Further, Bhutalia recognizes that the stories of women and children were not the only ones that lay shrouded in silence. She mentions that most of the writing of partition has focused on Hindu, Sikh and Muslim men, as if no other identity existed. This makes it important to consider the hidden voices of Dalits and other minority religious groups in the history of partition as their lives were also touched in unexpected ways during partition and little is known about their sufferings. Even though Dalits (lower caste Hindus subjected to the practice of untouchability) have been considered as outcastes and invisible in the society, there was no way to distinguish a Dalit from a upper caste Hindu or a Muslim. However, in the book, Maya describes how she and her friends fearlessly looted houses in their village to stack up ration, “we thought, who’s going to take us away, who’s going to kill us? We call ourselves Harijans; Hindus, Christians, no one can take us away.”
Even though this representation of Dalits by Maya should have been considered as a protective shield in the fight between Hindus and Muslims, Dalits also faced the consequences of partition. After being forced out of their homes, they were denied entry from the refugee camps leaving them with nowhere to go. This also made it harder for them to gain access to rations, clothing, etc. Additionally, the movie Earth shows how to escape the wrath of partition, a young Dalit girl was married to an old Christian man. Shanta explains to Lenny that: “fear is making people do crazy things these days”. These accounts highlight the sufferings of Dalits during partition and help bring their silenced voices to the forefront.
“The accounts of these marginalized groups help understand how the predominant focus on Hindu and Muslims during partition overshadowed the sufferings of other groups and people thereby eliminating their voices from the historical accounts of partition.”

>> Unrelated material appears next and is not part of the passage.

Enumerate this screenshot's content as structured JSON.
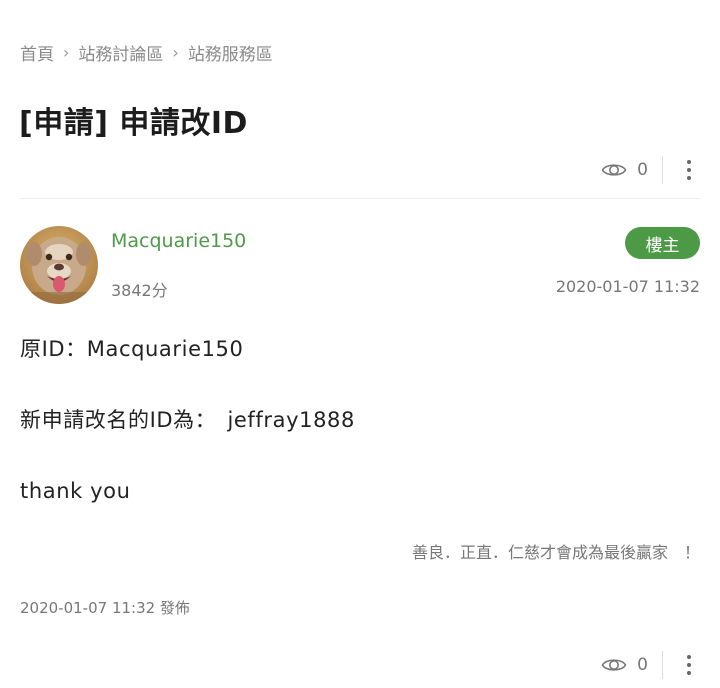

Apart from Dalits, Bhutalia also describes how Christians occupied a rather ambiguous space during partition. They were a small community in numbers and had no special identity in terms of their work. Due to their closeness with the colonizers, they were not seen as “acceptable” figures in the national discourse. Bhutalia mentions the story of two young Christian Air Force officers who came very close to being killed because no one understood what their religion was when they were forced to crash land in Rajasthan.
In “Earth”, Lenny’s mother tells her that Parsis (Zoroastrians) are like chameleons as they take on the color of the people around them to survive. She says that since there are such few Parsis in the world, it is safer for them to be invisible and not stand out. The accounts of these marginalized groups help understand how the predominant focus on Hindu and Muslims during partition overshadowed the sufferings of other groups and people thereby eliminating their voices from the historical accounts of partition.
Bhutalia’s “The other Side of Silence” and Mehta’s “Earth” both put forward the experiences of women, children and Dalits in historiography. They place at the center the silenced voices of these marginalized groups and women that helps us better understand and expose the themes of violence, abduction and belonging. These two accounts of partition also show how the histories of these suppressed voices lie at the core of partition. One can never truly learn about partition without hearing these voices and acknowledging the fact that history dwells into the lives of individuals, making it important to hear their stories and experiences.
Vidhi obtained her undergraduate degree in Psychology and International Studies from Bryn Mawr College, Philadelphia. She is currently pursuing her MA in Mental Health Counseling from Teachers College, Columbia University in New York.
Design by Hemashri Dhavala